     Sources:

       1Mission, Role, and Pledge; www.cdc.gov; April 2014.
       2Centers for Disease Control and Prevention: Transforming Recruitment and Hiring Processes; napawash.org; November 2015.

CDC Directors:

The majority of CDC Directors have a background in medical research, with an emphasis in infectious diseases, which qualifies them well for a position that primarily involves preventing the outbreak of disease. Additionally, it should be noted that almost all CDC Directors have medical degrees.

Current Incumbent:

Tom Frieden (2009-present): Prior to his appointment as Director of the CDC, Frieden served as Commissioner of the New York City Health and Mental Hygiene Department. He also served as the Director of the Bureau of Tuberculosis Control and Assistant Commissioner for the Department. Frieden began his career with the CDC Epidemic Intelligence Service, where he worked as an Officer at the New York Health Department. He received his MD and MPH from Columbia University.

Previous Directors:

Julie L. Gerberding (2002-2008): Gerberding currently serves as Executive Vice President of Strategic Communications, Global Public Policy, and Population Health with Merck. Prior to her tenure as the CDC Director, she worked as a Division Director for Healthcare Quality Promotion for the Agency. Gerberding previously worked as Acting Deputy Director of the National Center for Infectious Diseases. She was also a faculty member with the University of California at San Francisco, where she directed the Prevention Epicenter. Gerberding earned her BA in chemistry and biology and her MD from Case Western Reserve University.

Jeffrey P. Koplan (1998-2002): Koplan currently serves as the Vice President for Global Health at Emory University. He is also a Principal Investigator of the Global Health Institute-China Tobacco Partnership. From 1994 to 1998, Koplan served as President of Prudential Center for Health Care Research. Koplan began his career with the CDC in the 1970s when he joined the Epidemic Intelligence Service. He also led the US-PRC Public Health-Health Services Research Team in 1979. He holds an MD and a master's in public health.

David Satcher (1993-1998): Satcher currently serves as Founding Director and Senior Advisor for The Satcher Health Leadership Institute.

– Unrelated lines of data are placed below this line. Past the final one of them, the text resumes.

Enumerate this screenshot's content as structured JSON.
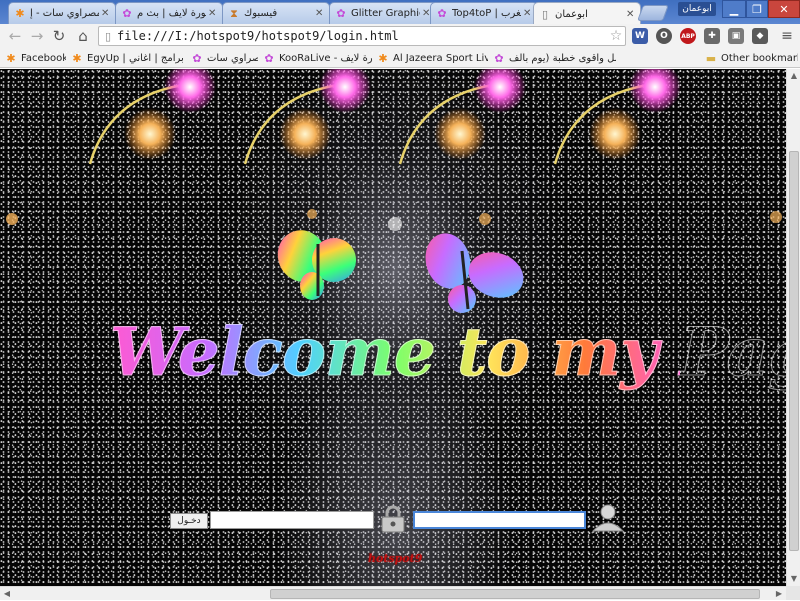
{
  "tabs": [
    {
      "title": "مصراوي سات - إ",
      "icon": "asterisk-icon",
      "active": false
    },
    {
      "title": "كورة لايف | بث م",
      "icon": "colorful-wheel-icon",
      "active": false
    },
    {
      "title": "فيسبوك",
      "icon": "hourglass-icon",
      "active": false
    },
    {
      "title": "Glitter Graphic",
      "icon": "colorful-wheel-icon",
      "active": false
    },
    {
      "title": "Top4toP | مغرب",
      "icon": "colorful-wheel-icon",
      "active": false
    },
    {
      "title": "ابوعمان",
      "icon": "page-icon",
      "active": true
    }
  ],
  "window": {
    "profile_label": "ابوعمان"
  },
  "toolbar": {
    "url": "file:///I:/hotspot9/hotspot9/login.html",
    "extensions": [
      {
        "name": "w-extension-icon",
        "label": "W",
        "color": "#3b5ca8"
      },
      {
        "name": "opera-extension-icon",
        "label": "O",
        "color": "#555555"
      },
      {
        "name": "adblock-icon",
        "label": "ABP",
        "color": "#c0181b"
      },
      {
        "name": "puzzle-extension-icon",
        "label": "✚",
        "color": "#6a6a6a"
      },
      {
        "name": "save-extension-icon",
        "label": "▣",
        "color": "#7a7a7a"
      },
      {
        "name": "cube-extension-icon",
        "label": "◆",
        "color": "#5a5a5a"
      }
    ]
  },
  "bookmarks": [
    {
      "label": "Facebook",
      "icon": "asterisk-icon"
    },
    {
      "label": "EgyUp | برامج | اغاني | ...",
      "icon": "asterisk-icon"
    },
    {
      "label": "مصراوي سات",
      "icon": "colorful-wheel-icon"
    },
    {
      "label": "KooRaLive - كورة لايف",
      "icon": "colorful-wheel-icon"
    },
    {
      "label": "Al Jazeera Sport Live S",
      "icon": "asterisk-icon"
    },
    {
      "label": "اجمل واقوى خطبة (يوم بالف",
      "icon": "colorful-wheel-icon"
    }
  ],
  "other_bookmarks": "Other bookmarks",
  "page": {
    "welcome_text": "Welcome to my Page...",
    "login_button_label": "دخـول",
    "password_value": "",
    "username_value": "",
    "footer_logo": "hotspot9"
  },
  "colors": {
    "tab_strip": "#3f6fc0",
    "page_background": "#050505",
    "focus_border": "#4a86d8",
    "footer_logo": "#c01010"
  }
}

He previously served as President of Meharry Medical College for over a decade. Satcher also worked as a professor at Morehouse School of Medicine. He was a faculty member at UCLA School of Medicine and Public Health and King-Drew Medical Center, where he directed the Sickle Cell Research Center for a number of years. Satcher holds an MD and a PhD in cell biology.

William L. Roper (1990-1993): Roper currently serves as the Dean of the School of Medicine and Vice Chancellor for Medical Affairs at the University of North Carolina at Chapel Hill. Roper previously worked as an Administrator of the Health Care Financing Administration and has served as a senior staff member in the White House. Roper earned his MD and MPH from the University of Alabama.

Additional Resources:

http://www.cdc.gov/about/leadership/director.htm 
http://www.cdc.gov/about/organization/mission.htm 
http://www.cdc.gov/about/organization/mission.htm  
https://oig.hhs.gov/reports-and-publications/top-challenges/2015/2015-tmc.pdf